However, racism towards Papuans is not confined to the police, or the media, or Indonesians. International scholars, employees and expats benefit from and contribute to racism in its less spectacular forms.

 

In the development sector, Papuans are stigmatised as less efficient and capable workers compared to Indonesians, are offered fewer opportunities and are paid less. Non-Papuan experts are brought in to manage, train and oversee Papuans, repeating colonial racial hierarchies.

 

In the research sector, racism is systemic and increasing. On the premise that they are more “accountable” and “efficient”, Java-based universities are used by international universities and other funders, sometimes at the insistence of the Indonesian government, to manage research conducted in Papua. They often appoint their own staff to oversee Papuan academics.

 

These same Java-based universities may also disavow discussion of racism, as occurred last week at the University of Indonesia. This reproduces racial hierarchies and is a clear continuation of the “stupid Papuan” stigma discussed by Ligia Giay and many others.

 

Turning closer to home, the Australia Awards Scholarships program has been in operation for many years, with hundreds of Indonesian recipients annually. Yet even with a dedicated focus on eastern Indonesia, anecdotally, few Papuan students meet entry requirements.
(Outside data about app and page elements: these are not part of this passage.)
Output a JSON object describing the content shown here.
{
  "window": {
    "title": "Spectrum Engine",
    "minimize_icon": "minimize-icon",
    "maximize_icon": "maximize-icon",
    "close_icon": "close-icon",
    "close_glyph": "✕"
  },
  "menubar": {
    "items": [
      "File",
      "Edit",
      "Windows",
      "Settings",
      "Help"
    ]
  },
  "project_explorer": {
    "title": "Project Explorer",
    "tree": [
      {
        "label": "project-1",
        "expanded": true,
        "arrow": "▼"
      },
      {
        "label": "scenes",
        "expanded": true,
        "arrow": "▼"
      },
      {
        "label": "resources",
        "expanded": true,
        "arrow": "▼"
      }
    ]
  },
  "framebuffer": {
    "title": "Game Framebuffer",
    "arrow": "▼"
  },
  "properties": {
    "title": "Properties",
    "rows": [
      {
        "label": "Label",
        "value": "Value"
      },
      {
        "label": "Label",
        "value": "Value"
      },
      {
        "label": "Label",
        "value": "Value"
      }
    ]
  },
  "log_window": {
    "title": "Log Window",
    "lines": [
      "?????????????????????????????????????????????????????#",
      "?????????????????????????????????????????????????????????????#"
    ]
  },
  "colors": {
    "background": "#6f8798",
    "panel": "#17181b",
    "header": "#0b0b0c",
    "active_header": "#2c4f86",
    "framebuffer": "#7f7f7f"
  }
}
Even if they overcome a deeply racialised education system and complete their undergraduate studies, Papuan students report that they then face extensive questioning by examiners about their links to any of the political “separatist” groups.

 

This system contributes to a convenient silencing of the region’s most entrenched human rights atrocities and prevents Papuan perspectives from being heard by Australians, not just on human rights, but on all the other important things occurring in West Papua. The reality is that a racially just and equitable system would see many more Papuans in Australia speaking out in ways that could jeopardise Australia’s relationship with Indonesia.

 

To eliminate racist violence in West Papua, it’s important to acknowledge that foreign interactions and relationships with Indonesia are upholding a violent, racist system. It is also essential to challenge the myths put forward by the Indonesian government.

 

When Papuans march in the streets, or publish books, or post on Facebook, or present to the United Nations, it’s time to listen to them, rather than an Indonesian government official who says everything is fine.

 

Jenny Munro is an anthropologist who has worked on gender, health and sexuality in Indonesia since 2003. Her 2018 book, Dreams Made Small, explores the racialisation of education in West Papua, while her more recent research activity focuses on how racism affects health care.